I already knew that I wanted to use the outline of a face and have everything be black, other than the empty holes that made up the faces structure. I put mental health words inside of the face in bright colors, and then made everything else black and white.
Looking at what I had made so far made me realize that the simplicity of just a face with such powerful words inside told a story all in itself.
The face signifies the light in the dark. No matter what we are labeled, we will get through it, and it is all survivable.
One of my classmates who did a poster also talked about how just one sentence isn't enough to tell a story or get a point across. Obviously I wasn't going to tell him that I disagreed, but I did.
I have one apparent word on my poster, Survivable.
I believe that this one word tells the point of my poster perfectly. Its simple, straight to the point, and flexible. People can look at my poster and think of it how they want. They can make up their own story and apply it. They can interpret it as they like. They can crush the mental health stigma but using their own thoughts and creating a story of their own out of looking into my poster. They can make it personal.

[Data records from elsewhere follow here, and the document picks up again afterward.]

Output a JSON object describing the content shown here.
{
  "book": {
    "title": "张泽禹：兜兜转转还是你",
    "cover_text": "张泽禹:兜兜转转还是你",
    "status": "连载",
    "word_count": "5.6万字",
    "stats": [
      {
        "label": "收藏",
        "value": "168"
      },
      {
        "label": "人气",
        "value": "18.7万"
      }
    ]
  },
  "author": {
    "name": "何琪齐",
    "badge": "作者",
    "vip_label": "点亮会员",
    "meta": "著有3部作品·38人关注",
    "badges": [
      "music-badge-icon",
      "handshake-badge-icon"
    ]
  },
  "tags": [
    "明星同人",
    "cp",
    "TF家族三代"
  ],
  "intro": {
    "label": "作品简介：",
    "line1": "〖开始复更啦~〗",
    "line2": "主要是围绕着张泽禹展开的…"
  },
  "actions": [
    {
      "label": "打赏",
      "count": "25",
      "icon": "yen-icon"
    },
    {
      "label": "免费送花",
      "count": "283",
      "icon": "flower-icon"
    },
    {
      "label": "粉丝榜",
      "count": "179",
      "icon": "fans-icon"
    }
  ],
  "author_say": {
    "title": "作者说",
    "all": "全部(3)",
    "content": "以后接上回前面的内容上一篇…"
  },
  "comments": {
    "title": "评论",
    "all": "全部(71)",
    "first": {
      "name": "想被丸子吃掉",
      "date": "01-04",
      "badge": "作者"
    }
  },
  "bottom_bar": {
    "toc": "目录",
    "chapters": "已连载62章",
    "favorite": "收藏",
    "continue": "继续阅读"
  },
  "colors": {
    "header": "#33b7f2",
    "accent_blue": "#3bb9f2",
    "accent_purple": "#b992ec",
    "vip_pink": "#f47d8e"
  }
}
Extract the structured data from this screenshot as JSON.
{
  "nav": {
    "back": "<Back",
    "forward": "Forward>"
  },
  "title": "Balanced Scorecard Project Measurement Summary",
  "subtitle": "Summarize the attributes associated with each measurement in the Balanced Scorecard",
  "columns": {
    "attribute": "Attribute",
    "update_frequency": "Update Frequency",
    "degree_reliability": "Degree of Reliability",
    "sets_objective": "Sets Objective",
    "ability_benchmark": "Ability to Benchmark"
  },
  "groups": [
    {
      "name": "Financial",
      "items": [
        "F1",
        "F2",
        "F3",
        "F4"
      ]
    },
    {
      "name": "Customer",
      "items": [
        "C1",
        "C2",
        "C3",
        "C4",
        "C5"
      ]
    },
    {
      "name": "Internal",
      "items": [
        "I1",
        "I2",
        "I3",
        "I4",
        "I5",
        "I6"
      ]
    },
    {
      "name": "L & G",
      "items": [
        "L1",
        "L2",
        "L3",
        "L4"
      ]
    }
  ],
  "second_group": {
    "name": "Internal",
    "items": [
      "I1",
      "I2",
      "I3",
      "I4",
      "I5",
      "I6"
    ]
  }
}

It was so important to me to have the concept of my poster open. I want people to have to go up and look at it. I want them to have to think about it. I wanted to have it be personal to people for their own reasons. I want people to think of a time that reminds them of mental health when they look at my poster, apply it to their own life, and then be able to say, "you know what? It is survivable".
Personal. Relatable. Thoughtful.
I have always appreciated minimalism and simplicity. As an important part of my life, I put it in my poster. I made it simple and easy to judge so people can think about it and figure out what they think it means on their own. Its up to interpretation.
I am proud of this certain piece. Even if it is dark and not as artistic as others I have seen, I know that it relays such an important message. Throughout my time in Electronic Design, I have been able to make pieces of art that have important meaning behind them.
I am proud to say that this piece is one of my favorites, and has helped me realize that what we go through is survivable, not a death sentence.
Lets stop the mental health stigma, and create a safer environment for the ones behind us. Carving paths for future generations.
"Our shoes are tattered and torn, but our feet are dry. As for our places in history, we will run naked through your streets before we sit decorated in your halls."